The terror attacks in Paris have stimulated a shift in politics on issues of security, immigration and terrorism and have forced CBS to change the format of Saturday night’s Democratic debate to include questions about Friday’s shootings in the French capital that saw 129 people killed and over 350 injured.

“It is the right time to ask all the related questions that come to mind,” said Steve Capus, executive editor of CBS News, according to a New York Times report. “We think we have a game plan to address a lot of the substantive and important topics.”

According to Capus, the TV station was in the middle of a rehearsal for the debate when news broke about the attacks in Paris. Capus said it was important for the debate to go on because the world looks to the American president for leadership during international crises.

While some GOP candidates were criticized for politicizing the attacks as they were happening and in the immediate aftermath, most of the overall field offered somber reactions.

Democratic front-runner Hillary Clinton said that her thoughts were with those in Paris, while her rivals Bernie Sanders and Martin O’Malley also offered near identical responses.

The Republicans candidates offered similar responses, but many included language that said the U.S. would stand with France against the perpetrators and those that are working with them. Donald Trump offered a barrage of tweets aimed at U.S. President Obama and overall White House leadership, while Ted Cruz, Marco Rubio and Jeb Bush took direct aim at the Islamic State group. Former Arkansas Gov. Mike Huckabee used the attacks in Paris to call for a closure of the U.S. border, to build a strong coalition to destroy ISIS and to revoke the Iran nuclear deal, he noted in an email Saturday.

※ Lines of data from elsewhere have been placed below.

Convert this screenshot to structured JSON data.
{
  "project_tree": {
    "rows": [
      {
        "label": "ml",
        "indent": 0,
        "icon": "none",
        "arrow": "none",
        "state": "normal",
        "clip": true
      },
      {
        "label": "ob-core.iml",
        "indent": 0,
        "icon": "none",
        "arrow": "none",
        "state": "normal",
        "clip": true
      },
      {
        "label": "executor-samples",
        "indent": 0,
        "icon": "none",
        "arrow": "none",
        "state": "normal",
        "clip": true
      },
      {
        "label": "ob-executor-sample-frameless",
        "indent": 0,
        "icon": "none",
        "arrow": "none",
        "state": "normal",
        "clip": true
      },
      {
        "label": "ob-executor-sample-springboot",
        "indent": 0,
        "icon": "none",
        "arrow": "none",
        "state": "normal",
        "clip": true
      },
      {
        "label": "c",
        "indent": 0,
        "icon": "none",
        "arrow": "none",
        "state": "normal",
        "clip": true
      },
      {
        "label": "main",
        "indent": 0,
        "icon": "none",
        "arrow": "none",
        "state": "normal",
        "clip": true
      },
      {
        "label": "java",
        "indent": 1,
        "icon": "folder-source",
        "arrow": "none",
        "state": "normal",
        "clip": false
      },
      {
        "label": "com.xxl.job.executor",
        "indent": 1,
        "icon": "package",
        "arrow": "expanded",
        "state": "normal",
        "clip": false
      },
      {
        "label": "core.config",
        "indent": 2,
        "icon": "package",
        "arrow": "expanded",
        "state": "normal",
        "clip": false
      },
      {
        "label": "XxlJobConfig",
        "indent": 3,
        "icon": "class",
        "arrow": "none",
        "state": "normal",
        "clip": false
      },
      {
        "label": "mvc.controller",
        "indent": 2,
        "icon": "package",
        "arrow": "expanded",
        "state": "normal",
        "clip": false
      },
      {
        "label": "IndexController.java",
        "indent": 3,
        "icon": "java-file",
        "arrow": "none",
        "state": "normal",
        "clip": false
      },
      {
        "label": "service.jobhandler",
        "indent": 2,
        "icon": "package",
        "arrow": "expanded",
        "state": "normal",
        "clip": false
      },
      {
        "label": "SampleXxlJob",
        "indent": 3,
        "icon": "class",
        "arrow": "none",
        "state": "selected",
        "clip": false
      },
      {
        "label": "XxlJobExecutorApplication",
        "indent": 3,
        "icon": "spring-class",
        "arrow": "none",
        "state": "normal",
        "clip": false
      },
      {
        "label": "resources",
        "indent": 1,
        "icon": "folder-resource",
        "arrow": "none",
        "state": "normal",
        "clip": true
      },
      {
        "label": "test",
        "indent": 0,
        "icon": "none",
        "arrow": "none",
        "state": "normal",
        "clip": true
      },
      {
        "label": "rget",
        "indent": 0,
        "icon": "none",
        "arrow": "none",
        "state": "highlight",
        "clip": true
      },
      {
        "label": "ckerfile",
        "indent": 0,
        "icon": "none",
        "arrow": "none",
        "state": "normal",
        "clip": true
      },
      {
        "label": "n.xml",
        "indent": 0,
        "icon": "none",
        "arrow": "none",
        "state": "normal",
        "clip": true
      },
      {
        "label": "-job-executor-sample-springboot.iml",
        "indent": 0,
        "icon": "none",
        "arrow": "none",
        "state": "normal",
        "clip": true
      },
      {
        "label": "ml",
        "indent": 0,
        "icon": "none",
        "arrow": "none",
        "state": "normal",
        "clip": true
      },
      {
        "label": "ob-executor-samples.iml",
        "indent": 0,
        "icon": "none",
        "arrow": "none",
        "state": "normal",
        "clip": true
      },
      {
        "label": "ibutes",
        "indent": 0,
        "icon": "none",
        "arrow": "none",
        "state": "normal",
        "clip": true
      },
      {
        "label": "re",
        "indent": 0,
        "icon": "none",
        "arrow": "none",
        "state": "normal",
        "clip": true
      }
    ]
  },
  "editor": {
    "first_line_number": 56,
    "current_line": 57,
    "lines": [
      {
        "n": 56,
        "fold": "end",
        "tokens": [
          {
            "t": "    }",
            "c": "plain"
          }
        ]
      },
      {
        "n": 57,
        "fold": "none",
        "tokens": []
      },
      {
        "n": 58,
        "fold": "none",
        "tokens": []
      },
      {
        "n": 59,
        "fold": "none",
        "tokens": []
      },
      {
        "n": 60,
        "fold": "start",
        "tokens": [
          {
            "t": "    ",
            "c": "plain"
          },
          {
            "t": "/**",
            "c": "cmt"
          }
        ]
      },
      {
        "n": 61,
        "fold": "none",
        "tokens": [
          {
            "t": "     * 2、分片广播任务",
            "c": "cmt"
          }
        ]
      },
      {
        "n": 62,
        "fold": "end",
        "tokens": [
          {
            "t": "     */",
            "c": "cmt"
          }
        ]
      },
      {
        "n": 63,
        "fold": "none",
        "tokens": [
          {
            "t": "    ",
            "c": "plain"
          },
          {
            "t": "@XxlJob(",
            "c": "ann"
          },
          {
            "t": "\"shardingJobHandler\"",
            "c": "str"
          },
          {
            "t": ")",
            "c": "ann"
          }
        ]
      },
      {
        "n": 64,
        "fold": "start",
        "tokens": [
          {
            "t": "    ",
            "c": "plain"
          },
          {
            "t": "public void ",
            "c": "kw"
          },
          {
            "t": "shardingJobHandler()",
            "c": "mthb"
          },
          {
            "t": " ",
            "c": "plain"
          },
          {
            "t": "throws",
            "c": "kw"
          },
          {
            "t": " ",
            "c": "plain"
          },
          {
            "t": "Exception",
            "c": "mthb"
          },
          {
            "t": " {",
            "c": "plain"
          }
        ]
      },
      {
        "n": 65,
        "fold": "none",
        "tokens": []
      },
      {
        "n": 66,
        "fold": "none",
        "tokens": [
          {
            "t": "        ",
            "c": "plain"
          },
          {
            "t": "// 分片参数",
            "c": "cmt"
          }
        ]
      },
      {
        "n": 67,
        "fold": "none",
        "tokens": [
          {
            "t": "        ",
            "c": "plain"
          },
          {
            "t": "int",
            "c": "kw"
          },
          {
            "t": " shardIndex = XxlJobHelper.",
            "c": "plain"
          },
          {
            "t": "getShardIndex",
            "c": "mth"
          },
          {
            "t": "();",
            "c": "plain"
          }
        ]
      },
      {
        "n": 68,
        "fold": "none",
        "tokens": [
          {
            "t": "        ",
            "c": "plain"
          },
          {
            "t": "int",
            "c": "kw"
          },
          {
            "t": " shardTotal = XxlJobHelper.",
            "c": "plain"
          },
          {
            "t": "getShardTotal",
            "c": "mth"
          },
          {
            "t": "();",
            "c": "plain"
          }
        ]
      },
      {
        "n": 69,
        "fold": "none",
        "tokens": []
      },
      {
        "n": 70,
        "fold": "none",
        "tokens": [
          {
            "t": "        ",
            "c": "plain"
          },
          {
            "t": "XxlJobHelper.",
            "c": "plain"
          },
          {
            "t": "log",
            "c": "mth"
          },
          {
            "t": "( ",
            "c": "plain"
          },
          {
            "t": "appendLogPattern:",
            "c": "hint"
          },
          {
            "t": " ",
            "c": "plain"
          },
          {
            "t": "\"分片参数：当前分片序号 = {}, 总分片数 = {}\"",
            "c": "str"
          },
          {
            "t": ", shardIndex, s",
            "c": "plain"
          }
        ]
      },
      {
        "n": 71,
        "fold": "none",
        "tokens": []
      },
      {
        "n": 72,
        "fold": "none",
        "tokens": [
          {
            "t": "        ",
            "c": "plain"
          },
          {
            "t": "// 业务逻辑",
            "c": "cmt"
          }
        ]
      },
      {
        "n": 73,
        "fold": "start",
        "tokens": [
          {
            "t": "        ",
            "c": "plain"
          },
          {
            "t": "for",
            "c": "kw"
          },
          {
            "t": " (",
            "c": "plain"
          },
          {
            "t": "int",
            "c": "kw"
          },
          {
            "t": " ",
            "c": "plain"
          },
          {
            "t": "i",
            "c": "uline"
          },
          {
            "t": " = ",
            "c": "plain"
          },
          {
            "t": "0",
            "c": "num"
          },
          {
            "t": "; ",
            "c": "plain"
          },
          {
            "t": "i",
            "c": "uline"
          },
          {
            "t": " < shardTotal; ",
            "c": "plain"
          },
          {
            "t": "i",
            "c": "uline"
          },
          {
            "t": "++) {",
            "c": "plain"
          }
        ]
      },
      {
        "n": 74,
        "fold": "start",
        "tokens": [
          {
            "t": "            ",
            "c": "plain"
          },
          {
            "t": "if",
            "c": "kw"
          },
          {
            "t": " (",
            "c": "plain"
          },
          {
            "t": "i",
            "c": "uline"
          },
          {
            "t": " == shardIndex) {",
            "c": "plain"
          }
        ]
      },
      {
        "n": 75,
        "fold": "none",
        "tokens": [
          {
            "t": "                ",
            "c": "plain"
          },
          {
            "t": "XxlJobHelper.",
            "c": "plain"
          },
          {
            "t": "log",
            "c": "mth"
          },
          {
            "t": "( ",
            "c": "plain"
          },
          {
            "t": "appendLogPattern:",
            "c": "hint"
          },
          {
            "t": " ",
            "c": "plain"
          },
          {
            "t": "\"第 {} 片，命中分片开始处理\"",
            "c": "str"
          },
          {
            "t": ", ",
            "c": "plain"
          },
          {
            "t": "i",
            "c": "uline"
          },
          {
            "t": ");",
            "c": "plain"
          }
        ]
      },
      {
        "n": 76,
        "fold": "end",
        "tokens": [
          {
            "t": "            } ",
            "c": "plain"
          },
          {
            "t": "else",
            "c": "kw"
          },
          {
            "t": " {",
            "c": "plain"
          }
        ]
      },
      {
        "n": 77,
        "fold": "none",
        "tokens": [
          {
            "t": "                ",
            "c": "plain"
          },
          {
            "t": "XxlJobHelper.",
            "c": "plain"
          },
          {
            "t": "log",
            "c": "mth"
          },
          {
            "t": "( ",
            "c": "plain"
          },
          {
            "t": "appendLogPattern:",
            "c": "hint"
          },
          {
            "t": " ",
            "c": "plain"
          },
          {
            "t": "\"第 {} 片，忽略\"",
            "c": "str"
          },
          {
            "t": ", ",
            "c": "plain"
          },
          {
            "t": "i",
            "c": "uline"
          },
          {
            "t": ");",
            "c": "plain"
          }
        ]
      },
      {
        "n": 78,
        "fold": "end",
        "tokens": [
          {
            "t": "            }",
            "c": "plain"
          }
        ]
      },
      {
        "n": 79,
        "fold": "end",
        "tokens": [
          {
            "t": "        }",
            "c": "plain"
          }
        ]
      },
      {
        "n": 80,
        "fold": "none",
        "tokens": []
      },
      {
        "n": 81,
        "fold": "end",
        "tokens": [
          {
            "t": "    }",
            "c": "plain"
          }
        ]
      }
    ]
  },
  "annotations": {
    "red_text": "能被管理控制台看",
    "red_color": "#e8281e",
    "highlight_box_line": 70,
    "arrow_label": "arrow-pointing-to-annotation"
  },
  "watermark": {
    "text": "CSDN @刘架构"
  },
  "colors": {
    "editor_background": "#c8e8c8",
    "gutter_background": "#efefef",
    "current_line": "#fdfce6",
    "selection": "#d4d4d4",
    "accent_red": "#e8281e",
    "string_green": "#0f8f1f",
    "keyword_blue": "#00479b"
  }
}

While the presidential candidates did not bring the controversial topic of gun control into light, Newt Gingrich, former Speaker of the House and 2012 presidential candidate said that the people in the Bataclan theater would have survived if they’d had weapons.